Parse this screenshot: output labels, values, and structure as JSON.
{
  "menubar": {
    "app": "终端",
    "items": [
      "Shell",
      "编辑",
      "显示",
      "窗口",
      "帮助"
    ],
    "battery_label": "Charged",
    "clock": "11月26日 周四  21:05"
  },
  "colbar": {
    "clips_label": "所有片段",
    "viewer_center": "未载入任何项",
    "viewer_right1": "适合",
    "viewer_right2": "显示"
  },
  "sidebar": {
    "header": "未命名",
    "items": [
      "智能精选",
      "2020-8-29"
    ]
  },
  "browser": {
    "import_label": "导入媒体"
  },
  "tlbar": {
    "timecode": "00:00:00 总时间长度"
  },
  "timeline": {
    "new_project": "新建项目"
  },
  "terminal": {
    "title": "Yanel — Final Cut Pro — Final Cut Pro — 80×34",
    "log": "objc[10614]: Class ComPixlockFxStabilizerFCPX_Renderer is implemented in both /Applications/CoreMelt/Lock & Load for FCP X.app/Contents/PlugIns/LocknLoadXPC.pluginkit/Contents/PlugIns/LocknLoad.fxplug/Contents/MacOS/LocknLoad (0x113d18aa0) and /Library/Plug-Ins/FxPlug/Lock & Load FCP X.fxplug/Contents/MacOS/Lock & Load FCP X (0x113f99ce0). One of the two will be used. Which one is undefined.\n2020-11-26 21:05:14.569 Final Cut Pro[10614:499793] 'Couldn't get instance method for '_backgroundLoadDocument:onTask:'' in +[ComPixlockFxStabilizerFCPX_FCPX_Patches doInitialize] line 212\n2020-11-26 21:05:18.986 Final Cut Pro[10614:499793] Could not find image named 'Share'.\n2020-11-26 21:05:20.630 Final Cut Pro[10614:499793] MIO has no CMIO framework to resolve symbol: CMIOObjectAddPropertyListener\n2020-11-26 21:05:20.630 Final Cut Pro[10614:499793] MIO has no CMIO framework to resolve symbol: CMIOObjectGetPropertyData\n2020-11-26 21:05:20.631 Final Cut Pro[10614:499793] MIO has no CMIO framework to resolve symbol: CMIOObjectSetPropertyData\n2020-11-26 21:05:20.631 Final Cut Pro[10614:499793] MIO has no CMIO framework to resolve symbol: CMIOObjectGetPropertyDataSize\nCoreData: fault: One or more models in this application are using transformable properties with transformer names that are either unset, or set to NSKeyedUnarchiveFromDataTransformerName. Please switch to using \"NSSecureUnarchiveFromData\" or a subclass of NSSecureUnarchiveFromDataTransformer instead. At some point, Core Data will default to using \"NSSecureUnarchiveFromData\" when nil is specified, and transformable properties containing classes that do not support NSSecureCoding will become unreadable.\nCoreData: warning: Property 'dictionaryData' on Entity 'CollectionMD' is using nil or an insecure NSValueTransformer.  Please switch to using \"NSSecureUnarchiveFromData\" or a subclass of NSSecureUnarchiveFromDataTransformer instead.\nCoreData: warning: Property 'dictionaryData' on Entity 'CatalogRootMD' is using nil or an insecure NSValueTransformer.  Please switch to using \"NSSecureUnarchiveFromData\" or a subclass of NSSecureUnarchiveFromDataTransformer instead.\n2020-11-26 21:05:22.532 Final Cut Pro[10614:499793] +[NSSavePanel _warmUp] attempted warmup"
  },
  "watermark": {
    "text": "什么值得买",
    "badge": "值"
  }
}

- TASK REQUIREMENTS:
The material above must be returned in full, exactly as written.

- TASK SOLUTION:
Parse this screenshot: output labels, values, and structure as JSON.
{
  "menubar": {
    "app": "终端",
    "items": [
      "Shell",
      "编辑",
      "显示",
      "窗口",
      "帮助"
    ],
    "battery_label": "Charged",
    "clock": "11月26日 周四  21:05"
  },
  "colbar": {
    "clips_label": "所有片段",
    "viewer_center": "未载入任何项",
    "viewer_right1": "适合",
    "viewer_right2": "显示"
  },
  "sidebar": {
    "header": "未命名",
    "items": [
      "智能精选",
      "2020-8-29"
    ]
  },
  "browser": {
    "import_label": "导入媒体"
  },
  "tlbar": {
    "timecode": "00:00:00 总时间长度"
  },
  "timeline": {
    "new_project": "新建项目"
  },
  "terminal": {
    "title": "Yanel — Final Cut Pro — Final Cut Pro — 80×34",
    "log": "objc[10614]: Class ComPixlockFxStabilizerFCPX_Renderer is implemented in both /Applications/CoreMelt/Lock & Load for FCP X.app/Contents/PlugIns/LocknLoadXPC.pluginkit/Contents/PlugIns/LocknLoad.fxplug/Contents/MacOS/LocknLoad (0x113d18aa0) and /Library/Plug-Ins/FxPlug/Lock & Load FCP X.fxplug/Contents/MacOS/Lock & Load FCP X (0x113f99ce0). One of the two will be used. Which one is undefined.\n2020-11-26 21:05:14.569 Final Cut Pro[10614:499793] 'Couldn't get instance method for '_backgroundLoadDocument:onTask:'' in +[ComPixlockFxStabilizerFCPX_FCPX_Patches doInitialize] line 212\n2020-11-26 21:05:18.986 Final Cut Pro[10614:499793] Could not find image named 'Share'.\n2020-11-26 21:05:20.630 Final Cut Pro[10614:499793] MIO has no CMIO framework to resolve symbol: CMIOObjectAddPropertyListener\n2020-11-26 21:05:20.630 Final Cut Pro[10614:499793] MIO has no CMIO framework to resolve symbol: CMIOObjectGetPropertyData\n2020-11-26 21:05:20.631 Final Cut Pro[10614:499793] MIO has no CMIO framework to resolve symbol: CMIOObjectSetPropertyData\n2020-11-26 21:05:20.631 Final Cut Pro[10614:499793] MIO has no CMIO framework to resolve symbol: CMIOObjectGetPropertyDataSize\nCoreData: fault: One or more models in this application are using transformable properties with transformer names that are either unset, or set to NSKeyedUnarchiveFromDataTransformerName. Please switch to using \"NSSecureUnarchiveFromData\" or a subclass of NSSecureUnarchiveFromDataTransformer instead. At some point, Core Data will default to using \"NSSecureUnarchiveFromData\" when nil is specified, and transformable properties containing classes that do not support NSSecureCoding will become unreadable.\nCoreData: warning: Property 'dictionaryData' on Entity 'CollectionMD' is using nil or an insecure NSValueTransformer.  Please switch to using \"NSSecureUnarchiveFromData\" or a subclass of NSSecureUnarchiveFromDataTransformer instead.\nCoreData: warning: Property 'dictionaryData' on Entity 'CatalogRootMD' is using nil or an insecure NSValueTransformer.  Please switch to using \"NSSecureUnarchiveFromData\" or a subclass of NSSecureUnarchiveFromDataTransformer instead.\n2020-11-26 21:05:22.532 Final Cut Pro[10614:499793] +[NSSavePanel _warmUp] attempted warmup"
  },
  "watermark": {
    "text": "什么值得买",
    "badge": "值"
  }
}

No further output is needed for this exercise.